Why I Don’t Have a DSLR
When I made the decision to upgrade from our simple point-and-shoot digital camera, I had to decide whether to make the jump to a DSLR. I knew that I wanted the ability to control aperture and shutter speed. I definitely wanted a camera with macro mode so that I could continue my exploration of street art. I also wanted the ability to shoot RAW in order to gain finer control over post-processing.
On the other hand, I didn’t want to make the financial investment in a DSLR. I do not have a “gear-head” personality – all those lens options and accessories simply serve to make me sweat. I had enough choices between aperture, shutter speed and ISO – I didn’t need focal length and lens choice added to the mix of options.
I wanted to retain the portability and size of a point-and-shoot. As I have explained here, I’m not comfortable being “noticed” as a photographer and the thought of shooting with a DSLR with a long lens just didn’t seem to be the right fit for me and my photographic disposition.

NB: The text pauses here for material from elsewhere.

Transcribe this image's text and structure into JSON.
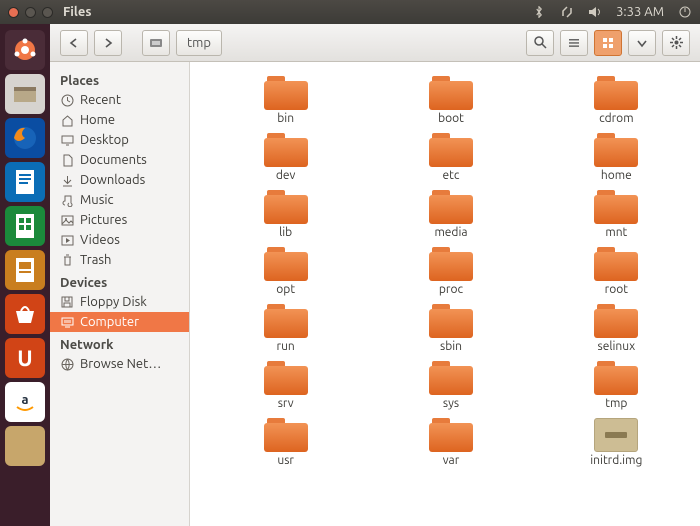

So I chose the Canon G11 fixed-lens digital camera. And for the most part, I have been extremely satisfied with my choice. I am the only student in my Advanced Digital Photography class not shooting with a DSLR and I think I’m holding my own against the full-featured cameras.
But, the biggest downside to my camera choice? Even at the full telephoto setting and with my wide-open aperture setting of f2.8, I struggle with most attempts to render a background that remains muted and out-of-focus. Shots like the one below are simply beyond the capabilities of my camera. And I simply LOVE this shot – thanks to betsyblue for this wonderful photo.
With my G11, I can create a very shallow depth-of-field, sending the background out-of-focus, only when I am in macro mode as the shot at the beginning of this post demonstrates.
So I will continue to savor the gorgeous shots of my fellow DSLR photographers. And I will wish that I could isolate a subject like you can. But all in all, I am happy with where my G11 has taken me. After all, when it comes down to it, it’s not the gear but what the photographer does with the gear that really matters.